I thank you very much for of your past indulgences and hope that this hearing record will prove enlightening to the rest of our colleagues. (applause)

SENATOR CONNERS: Anybody have something that they'd like to make a statement of some sort?

Senator Bark.

SENATOR BARK: Well, I will make a very brief statement. I think that everyone here has effectively made statements as to why we should give very serious consideration to this particular resolution that is before us and to move forward. I certainly appreciate the effort of Senator Cardinale to bring this to the Senate, and I hope that we will be able to move forward on this. I think that the School Boards Association approach is reasonable, and I hope that some of those initiatives are given some very serious thought. And thank you all for coming.

SENATOR CONNERS: Senator Palaia.

SENATOR PALAIA: Are we ready for a motion, Mr. Chair?

SENATOR CONNERS: We don't need one.

SENATOR PALAIA: We don't need one?

SENATOR CONNERS: We don't need one.

SENATOR PALAIA: The hearing has ended and that's it?

SENATOR CONNERS: Senator Rice, do you have anything you'd like to add?


SENATOR CONNERS: I'd just like to say thank you all for coming. Your testimony is important.
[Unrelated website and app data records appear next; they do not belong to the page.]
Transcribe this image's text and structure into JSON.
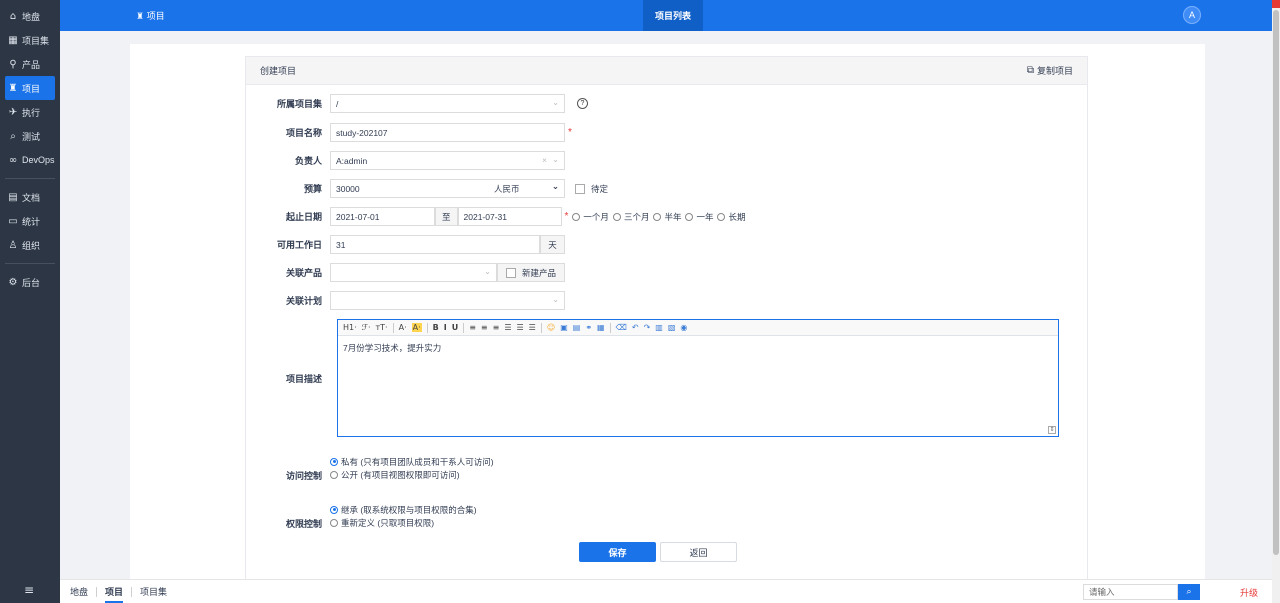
{
  "sidebar": {
    "items": [
      {
        "icon": "⌂",
        "label": "地盘"
      },
      {
        "icon": "▦",
        "label": "项目集"
      },
      {
        "icon": "⚲",
        "label": "产品"
      },
      {
        "icon": "♜",
        "label": "项目",
        "active": true
      },
      {
        "icon": "✈",
        "label": "执行"
      },
      {
        "icon": "⌕",
        "label": "测试"
      },
      {
        "icon": "∞",
        "label": "DevOps"
      },
      {
        "icon": "▤",
        "label": "文档"
      },
      {
        "icon": "▭",
        "label": "统计"
      },
      {
        "icon": "♙",
        "label": "组织"
      },
      {
        "icon": "⚙",
        "label": "后台"
      }
    ],
    "menu_icon": "≡"
  },
  "topbar": {
    "section": "♜ 项目",
    "active_tab": "项目列表",
    "avatar": "A"
  },
  "panel": {
    "title": "创建项目",
    "copy_label": "复制项目"
  },
  "form": {
    "program": {
      "label": "所属项目集",
      "value": "/"
    },
    "name": {
      "label": "项目名称",
      "value": "study-202107"
    },
    "owner": {
      "label": "负责人",
      "value": "A:admin"
    },
    "budget": {
      "label": "预算",
      "value": "30000",
      "currency": "人民币",
      "tbd_label": "待定"
    },
    "dates": {
      "label": "起止日期",
      "start": "2021-07-01",
      "to": "至",
      "end": "2021-07-31",
      "options": [
        "一个月",
        "三个月",
        "半年",
        "一年",
        "长期"
      ]
    },
    "workdays": {
      "label": "可用工作日",
      "value": "31",
      "unit": "天"
    },
    "product": {
      "label": "关联产品",
      "value": "",
      "new_label": "新建产品"
    },
    "plan": {
      "label": "关联计划",
      "value": ""
    },
    "desc": {
      "label": "项目描述",
      "content": "7月份学习技术，提升实力"
    },
    "acl": {
      "label": "访问控制",
      "options": [
        "私有 (只有项目团队成员和干系人可访问)",
        "公开 (有项目视图权限即可访问)"
      ],
      "selected": 0
    },
    "auth": {
      "label": "权限控制",
      "options": [
        "继承 (取系统权限与项目权限的合集)",
        "重新定义 (只取项目权限)"
      ],
      "selected": 0
    }
  },
  "toolbar_items": [
    "H1·",
    "ℱ·",
    "тT·",
    "A·",
    "A·",
    "B",
    "I",
    "U",
    "≡",
    "≡",
    "≡",
    "☰",
    "☰",
    "☰",
    "☺",
    "▣",
    "▤",
    "⚭",
    "▦",
    "⌫",
    "↶",
    "↷",
    "▥",
    "▧",
    "◉"
  ],
  "actions": {
    "save": "保存",
    "back": "返回"
  },
  "bottom": {
    "crumbs": [
      "地盘",
      "项目",
      "项目集"
    ],
    "active_crumb": 1,
    "search_placeholder": "请输入",
    "upgrade": "升级"
  }
}
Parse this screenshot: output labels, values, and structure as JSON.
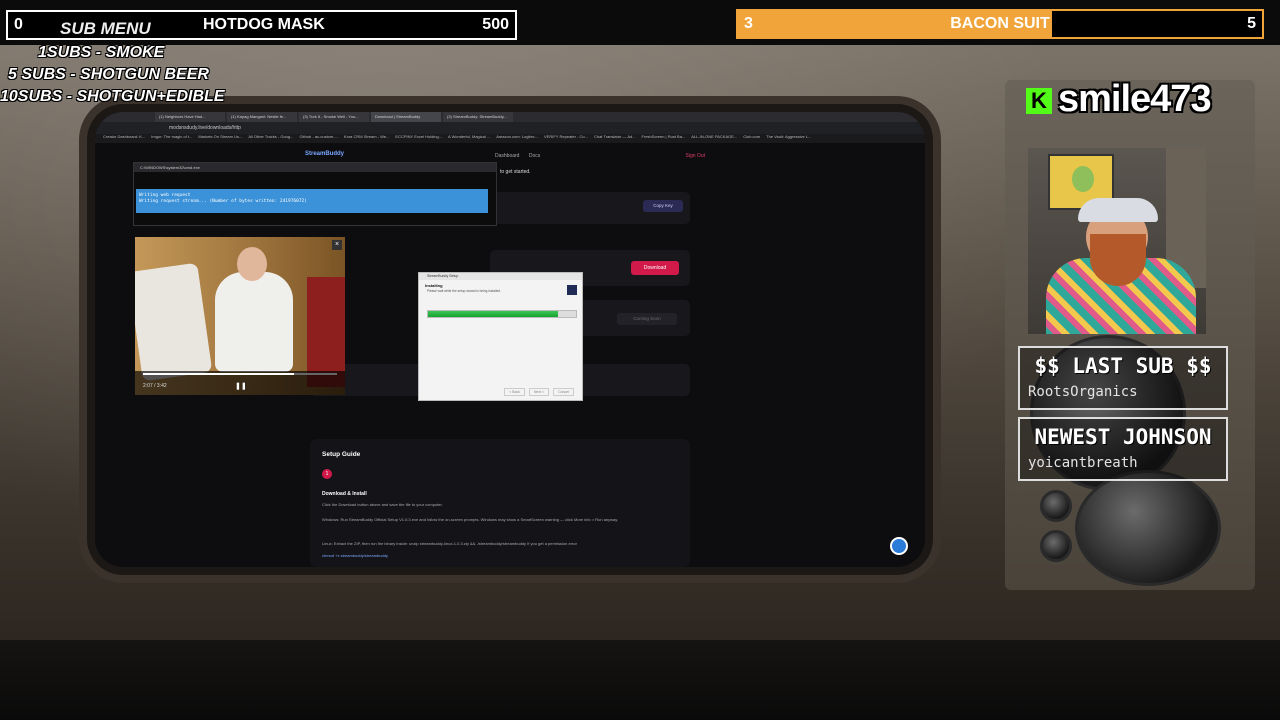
{
  "top_left_goal": {
    "current": "0",
    "title": "HOTDOG MASK",
    "target": "500"
  },
  "top_right_goal": {
    "current": "3",
    "title": "BACON SUIT",
    "target": "5",
    "progress": 0.6,
    "color": "#f0a43a"
  },
  "sub_menu": {
    "label": "SUB MENU",
    "items": [
      "1SUBS   - SMOKE",
      "5 SUBS  - SHOTGUN BEER",
      "10SUBS - SHOTGUN+EDIBLE"
    ]
  },
  "channel": {
    "name": "smile473",
    "logo_letter": "K",
    "logo_color": "#53fc18"
  },
  "last_sub": {
    "title": "$$ LAST SUB $$",
    "name": "RootsOrganics"
  },
  "newest": {
    "title": "NEWEST JOHNSON",
    "name": "yoicantbreath"
  },
  "screen": {
    "tabs": [
      "(1) Neighbors Have Had...",
      "(1) Kapag Mangani: Nestle fe...",
      "(3) Turk It - Smoke Well - You...",
      "Download | StreamBuddy",
      "(3) StreamBuddy: StreamBuddy..."
    ],
    "url": "modsnsdudy.live/downloads/http",
    "bookmarks": [
      "Creator Dashboard: K...",
      "Imgur: The magic of t...",
      "Markets On Stream Us...",
      "All Other Tracks - Goog...",
      "Github - ac-custom-...",
      "Kora CRM Stream - We...",
      "ECCPINY Excel Holding...",
      "A Wonderful, Magical ...",
      "Amazon.com: Logitec...",
      "VERIFY Repeater - Co...",
      "Chat Translator — Ad...",
      "FreshScreen | Rust Ba...",
      "ALL-IN-ONE PACKAGE...",
      "Club.com",
      "The Vault: Aggressive L..."
    ],
    "site_logo": "StreamBuddy",
    "nav": [
      "Dashboard",
      "Docs"
    ],
    "sign_out": "Sign Out",
    "get_started": "to get started.",
    "copy_key": "Copy Key",
    "download": "Download",
    "coming_soon": "Coming Soon",
    "cmd_title": "C:\\WINDOWS\\system32\\cmd.exe",
    "cmd_line1": "Writing web request",
    "cmd_line2": "   Writing request stream... (Number of bytes written: 241976072)",
    "video_time": "2:07 / 3:42",
    "installer_title": "StreamBuddy Setup",
    "installer_heading": "Installing",
    "installer_sub": "Please wait while the setup wizard is being installed.",
    "installer_progress": 0.88,
    "installer_buttons": [
      "< Back",
      "Next >",
      "Cancel"
    ],
    "setup_title": "Setup Guide",
    "step_number": "1",
    "step_title": "Download & Install",
    "step_lines": [
      "Click the Download button above and save the file to your computer.",
      "Windows: Run StreamBuddy Official Setup V1.0.3.exe and follow the on-screen prompts. Windows may show a SmartScreen warning — click More info > Run anyway.",
      "Linux: Extract the ZIP, then run the binary inside:  unzip streambuddy-linux-1.0.3.zip && ./streambuddy/streambuddy  If you get a permission error",
      "chmod +x streambuddy/streambuddy"
    ]
  }
}
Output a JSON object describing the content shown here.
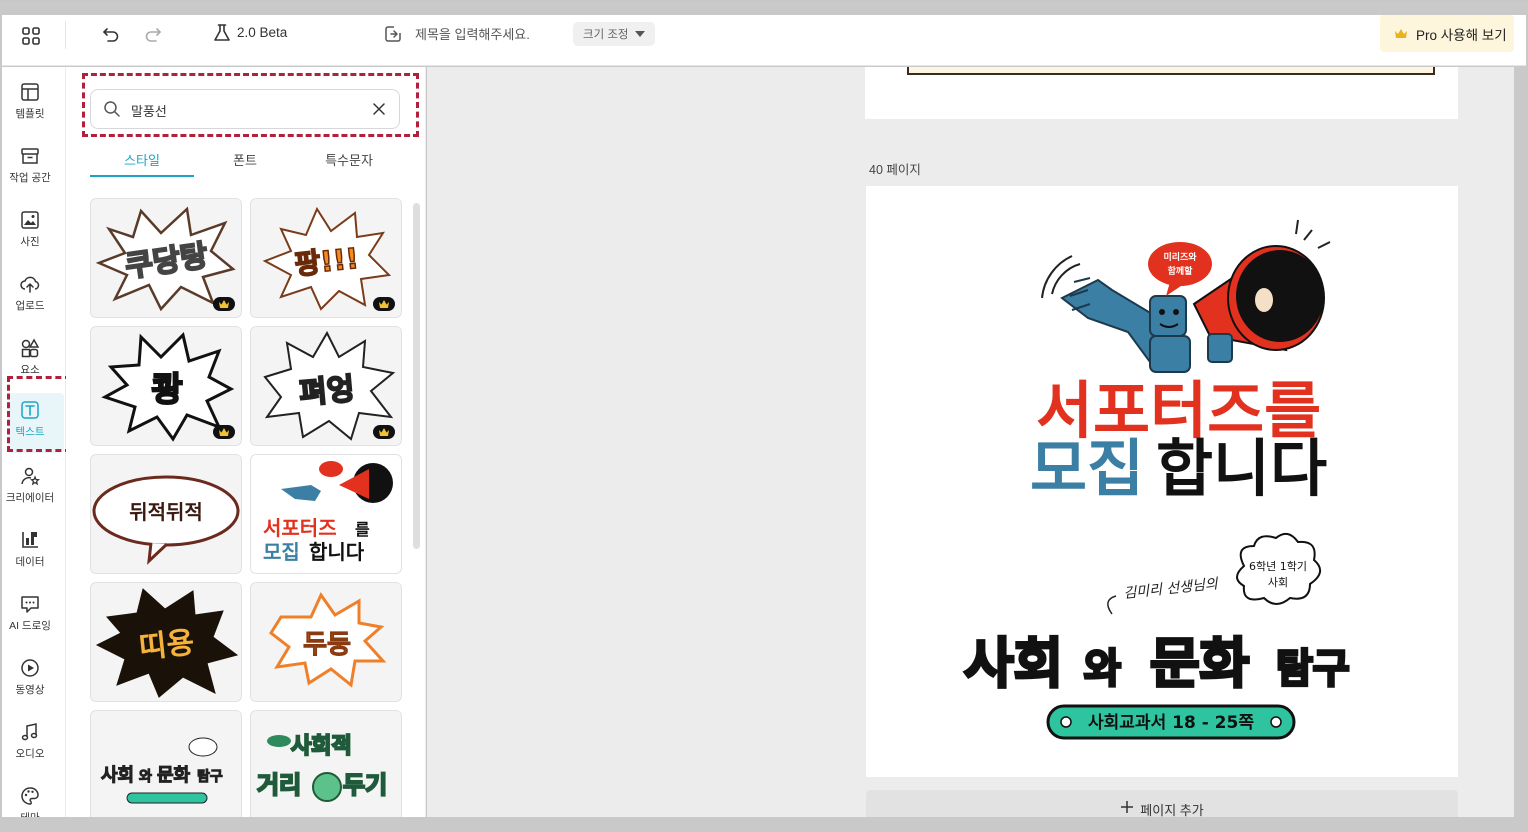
{
  "topbar": {
    "version": "2.0 Beta",
    "title_placeholder": "제목을 입력해주세요.",
    "resize_label": "크기 조정",
    "pro_label": "Pro 사용해 보기"
  },
  "rail": {
    "items": [
      {
        "label": "템플릿",
        "icon": "template-icon"
      },
      {
        "label": "작업 공간",
        "icon": "archive-icon"
      },
      {
        "label": "사진",
        "icon": "photo-icon"
      },
      {
        "label": "업로드",
        "icon": "upload-icon"
      },
      {
        "label": "요소",
        "icon": "elements-icon"
      },
      {
        "label": "텍스트",
        "icon": "text-icon"
      },
      {
        "label": "크리에이터",
        "icon": "creator-icon"
      },
      {
        "label": "데이터",
        "icon": "chart-icon"
      },
      {
        "label": "AI 드로잉",
        "icon": "ai-drawing-icon"
      },
      {
        "label": "동영상",
        "icon": "video-icon"
      },
      {
        "label": "오디오",
        "icon": "audio-icon"
      },
      {
        "label": "테마",
        "icon": "palette-icon"
      }
    ],
    "active": "텍스트"
  },
  "panel": {
    "search_value": "말풍선",
    "tabs": [
      "스타일",
      "폰트",
      "특수문자"
    ],
    "active_tab": "스타일",
    "cards": [
      {
        "text": "쿠당탕",
        "pro": true
      },
      {
        "text": "팡!!!",
        "pro": true
      },
      {
        "text": "쾅",
        "pro": true
      },
      {
        "text": "펴엉",
        "pro": true
      },
      {
        "text": "뒤적뒤적",
        "pro": false
      },
      {
        "text": "서포터즈를 모집합니다",
        "pro": false
      },
      {
        "text": "띠용",
        "pro": false
      },
      {
        "text": "두둥",
        "pro": false
      },
      {
        "text": "사회와 문화탐구",
        "pro": false
      },
      {
        "text": "사회적 거리두기",
        "pro": false
      }
    ]
  },
  "canvas": {
    "page_label": "40 페이지",
    "add_page_label": "페이지 추가",
    "headline_line1": "서포터즈를",
    "headline_line2_a": "모집",
    "headline_line2_b": "합니다",
    "bubble_small": "미리즈와\n함께할",
    "teacher_line": "김미리 선생님의",
    "grade_bubble_1": "6학년 1학기",
    "grade_bubble_2": "사회",
    "subject_a": "사회",
    "subject_b": "와",
    "subject_c": "문화",
    "subject_d": "탐구",
    "pill_text": "사회교과서 18 - 25쪽"
  },
  "colors": {
    "accent": "#1aa5c4",
    "dash": "#b1213b",
    "red": "#e2321f",
    "blue": "#3c7fa4",
    "teal": "#2ec4a0",
    "yellow": "#fde55a",
    "salmon": "#f7a08c"
  }
}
It will be read by our colleagues in the Senate, and I just make this observation. I don't think anybody brought it out. Every month there is a Social Security check that comes for those folks that are over the age of 62, in most part, and over the age of 65. It figures very importantly into our economy, and having a balance of senior citizens and young people is very important to any community.

I applaud Senator Cardinale and the people who have sponsored this bill, because it sets into motion thinking about our disadvantaged, our people who are most vulnerable to economic times. Senator Cardinale pointed out it's not a panacea, but it is a beginning. And that's the thing that we really have to do is start to sit down and discuss it.

So, thank you again for coming. We are happy to have you.